We know what it’s like to feel stuck. We have the ability to operate at the limit of some of the system’s black-and-white boundaries, to step outside the box and deliver services in a way that differs from what a consumer might expect from standard traditional services or from the style of service they have received in the past. Just the step of identifying ourselves as Peer Support, to our colleagues and to anyone in the system, is fighting stigma because it’s saying “I’m not afraid to identify that I have lived experience; I’m not afraid to be who I am.”
Mental health services have been transforming over the past two decades with the emergence of the recovery model – a vision of service delivery that fully respects client dignity and autonomy and the expertise that clients bring on their own lives and situations.
One major component of the recovery vision is Peer Support – that is, services delivered by individuals who have their own lived experience of mental illness and recovery. Durham Mental Health Services is a leading local provider of Peer Support services, employing 10 full-time Peer Support Specialists who are connected to every DMHS program, including Crisis Services and Community Support.
DMHS Peer Support Specialists perform a variety of roles, running the two agency Day Programs (New Winds Whitby and New Leaf Ajax) and supporting clients across all agency programs. The nature of their service depends on their specific role.

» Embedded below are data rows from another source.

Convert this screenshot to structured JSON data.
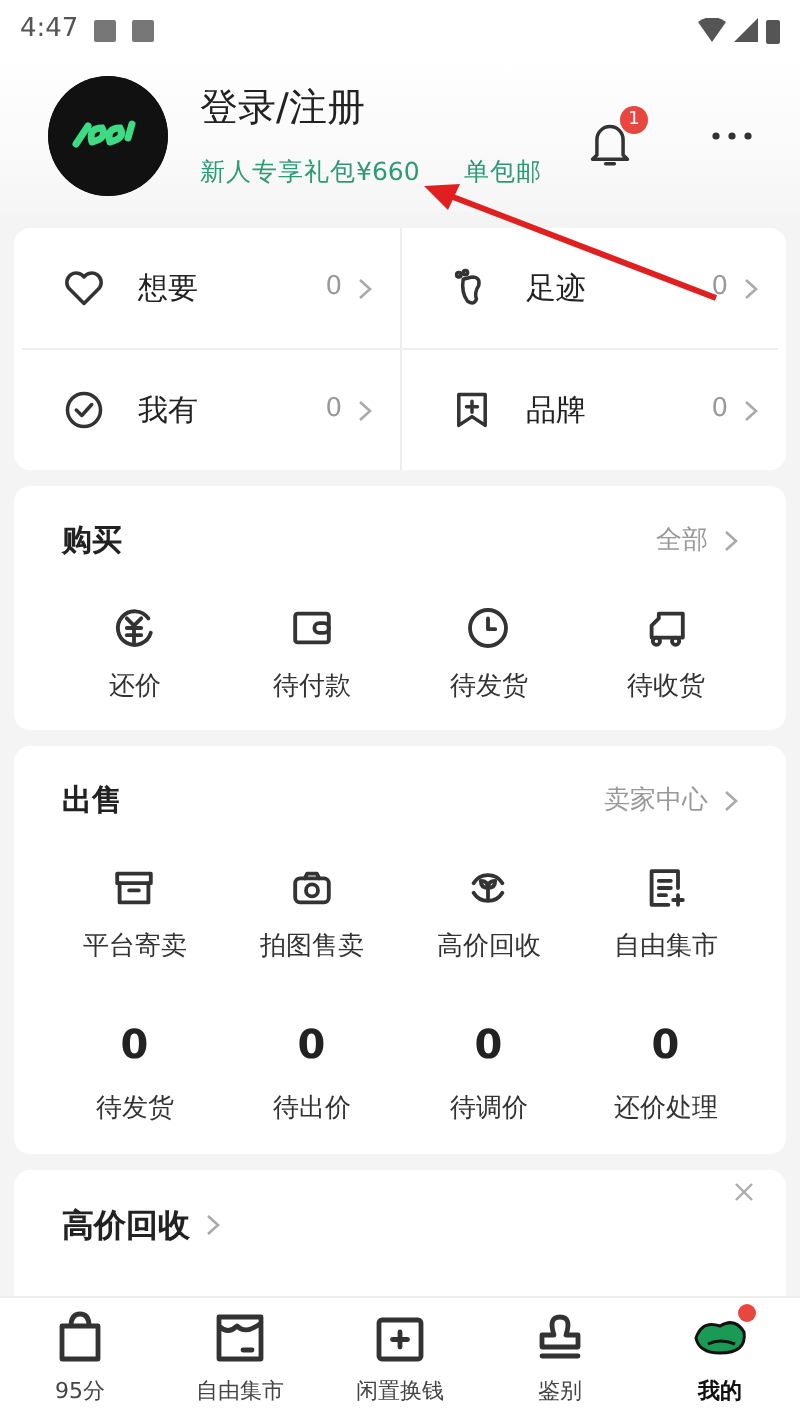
{
  "status_bar": {
    "time": "4:47"
  },
  "profile": {
    "title": "登录/注册",
    "promo": [
      "新人专享礼包¥660",
      "单包邮"
    ],
    "notification_count": "1"
  },
  "stats": [
    {
      "label": "想要",
      "count": "0"
    },
    {
      "label": "足迹",
      "count": "0"
    },
    {
      "label": "我有",
      "count": "0"
    },
    {
      "label": "品牌",
      "count": "0"
    }
  ],
  "buy": {
    "title": "购买",
    "link": "全部",
    "items": [
      {
        "label": "还价"
      },
      {
        "label": "待付款"
      },
      {
        "label": "待发货"
      },
      {
        "label": "待收货"
      }
    ]
  },
  "sell": {
    "title": "出售",
    "link": "卖家中心",
    "items": [
      {
        "label": "平台寄卖"
      },
      {
        "label": "拍图售卖"
      },
      {
        "label": "高价回收"
      },
      {
        "label": "自由集市"
      }
    ],
    "counts": [
      {
        "value": "0",
        "label": "待发货"
      },
      {
        "value": "0",
        "label": "待出价"
      },
      {
        "value": "0",
        "label": "待调价"
      },
      {
        "value": "0",
        "label": "还价处理"
      }
    ]
  },
  "recycle_banner": {
    "title": "高价回收"
  },
  "tab_bar": [
    {
      "label": "95分",
      "selected": false,
      "dot": false
    },
    {
      "label": "自由集市",
      "selected": false,
      "dot": false
    },
    {
      "label": "闲置换钱",
      "selected": false,
      "dot": false
    },
    {
      "label": "鉴别",
      "selected": false,
      "dot": false
    },
    {
      "label": "我的",
      "selected": true,
      "dot": true
    }
  ]
}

For example, those connected to the Day Programs facilitate psychosocial educational groups; the Family Support and Peer Support Specialist works with families to engage their loved ones in needed mental health services; the Crisis Services Peers help clients see their possibilities and meet their immediate needs; and a DMHS Peer Support Specialist is embedded in DMHS’ intraprofessional Hospital-to-Home team situated at Lakeridge Health Oshawa.
Training is a core feature of DMHS Peer Support services. Peer Support Specialists are all trained to deliver regularly scheduled Mental Health First Aid workshops. They run groups on Living Well with Chronic Conditions and most recently started up a Mindfulness skills training series. Another vital program is WRAP, or Wellness Recovery Action Plan training. WRAP provides participants a chance over eight weekly sessions to develop their own individualized plans for managing every aspect of their lives. Two DMHS Peer Support Specialists are certified WRAP Train-the-Trainers, increasing capacity across the Central East region to deliver this evidence-based wellness program.

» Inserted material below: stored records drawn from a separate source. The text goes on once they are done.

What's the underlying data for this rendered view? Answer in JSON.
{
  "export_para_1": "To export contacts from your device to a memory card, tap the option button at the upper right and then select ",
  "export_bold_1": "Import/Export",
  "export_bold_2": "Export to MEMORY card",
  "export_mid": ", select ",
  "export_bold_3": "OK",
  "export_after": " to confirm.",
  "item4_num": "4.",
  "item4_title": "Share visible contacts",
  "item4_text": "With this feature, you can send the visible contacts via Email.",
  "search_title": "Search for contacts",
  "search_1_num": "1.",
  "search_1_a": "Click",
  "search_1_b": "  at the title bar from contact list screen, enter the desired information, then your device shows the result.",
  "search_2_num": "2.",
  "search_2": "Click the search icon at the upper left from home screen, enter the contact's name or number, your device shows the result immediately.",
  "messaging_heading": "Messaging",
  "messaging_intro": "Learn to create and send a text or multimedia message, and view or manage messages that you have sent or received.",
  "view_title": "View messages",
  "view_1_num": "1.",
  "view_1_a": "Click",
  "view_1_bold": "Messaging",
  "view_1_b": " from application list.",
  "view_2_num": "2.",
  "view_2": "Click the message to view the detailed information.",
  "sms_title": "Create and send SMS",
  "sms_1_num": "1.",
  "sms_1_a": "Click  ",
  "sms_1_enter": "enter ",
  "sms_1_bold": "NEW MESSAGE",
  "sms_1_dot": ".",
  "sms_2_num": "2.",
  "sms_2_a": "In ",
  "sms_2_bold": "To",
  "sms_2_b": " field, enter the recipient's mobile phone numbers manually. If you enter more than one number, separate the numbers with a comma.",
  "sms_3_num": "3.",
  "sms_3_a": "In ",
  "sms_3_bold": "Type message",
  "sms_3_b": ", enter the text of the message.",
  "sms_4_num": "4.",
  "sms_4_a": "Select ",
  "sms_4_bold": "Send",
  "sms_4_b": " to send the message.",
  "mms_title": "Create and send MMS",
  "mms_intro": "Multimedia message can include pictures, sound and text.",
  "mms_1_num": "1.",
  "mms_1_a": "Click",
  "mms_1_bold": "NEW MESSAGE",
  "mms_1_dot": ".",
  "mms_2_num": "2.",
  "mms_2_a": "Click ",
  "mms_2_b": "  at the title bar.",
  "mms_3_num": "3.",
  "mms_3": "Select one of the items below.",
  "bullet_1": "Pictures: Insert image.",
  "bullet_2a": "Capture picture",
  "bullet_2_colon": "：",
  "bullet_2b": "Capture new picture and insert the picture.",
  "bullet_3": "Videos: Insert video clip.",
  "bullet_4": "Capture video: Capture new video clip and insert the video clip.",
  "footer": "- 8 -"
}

DMHS is just one of many local community mental health organizations that provide Peer Support services. All of these organizations work collaboratively as members of the Central East LHIN’s Peer Support Network, chaired by Peer Support Network Lead Lisa Scuse. The Network shares information, educates each other on the possibilities of Peer Support program development and facilitates inter-agency contact. Lisa explains that “the network provides us as peers a reminder that we are part of a larger community and of a larger movement that embraces the recovery vision. It is really important to stick to our roots and to be continually reminded of them.” This larger community extends province-wide, as DMHS also participates in the Ontario Peer Development Initiative.

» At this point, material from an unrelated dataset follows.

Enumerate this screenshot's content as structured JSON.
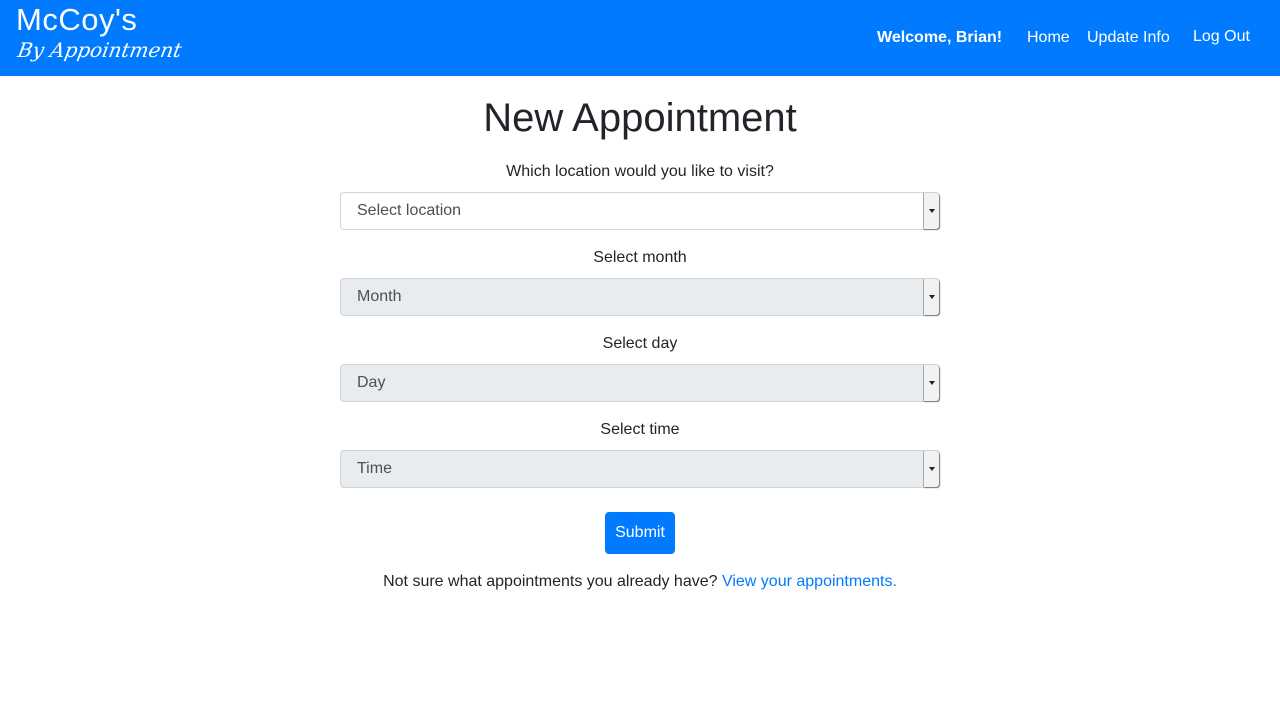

DMHS Peer Support Coordinator Mark Bouwmeester highlights the influence Peer Support services exert on the mental health service system. “Peer Support’s advisory role at DMHS and in the community is an essential part of their work. We advocate for those we support at meetings, on various committees and by promoting positive change through the system.”
Several DMHS Peer Support Specialists commented on the value of Peer Support. What they said aptly describes the unique perspective and contribution of Peer Support.
- ” As a staff member, I am a leader; but as a peer, I am one of the group. We learn together and work side-by-side and I am part of the New Winds family.”
- ” We challenge the status quo and advocate from the peer level to ensure everyone’s voice is heard and their needs are met.”
- “When people are calling in to Crisis for the first time, it is a comfort to them to know they can be connected right away to someone who has lived in their shoes and has been where they are; also, since there is no formal referral process, I am always just a phone call away from reconnecting and re-establishing a relationship.”
- “Our shared experience can make possible a deeper level of empathy and connection.”
- “Peers can really communicate to clients: ‘ I might be the professional but you are the expert on your own life and on your own situation and will be the one deciding what recovery looks like for you.’ Sometimes people don’t realize how much control they have; I like to emphasize, “You have the ability at this very moment to decide what path your life is going to take.”
- “Peers provide a sense of hope – someone else has been through this and got it through it with their health and their hopeful future intact; it helps people to see that there is a future, that anything is possible.”
- “People often come to service feeling discouraged and disempowered, looking for solutions from others; peer examples and encouragement can help them see and embrace the power they retain to shape their own lives.”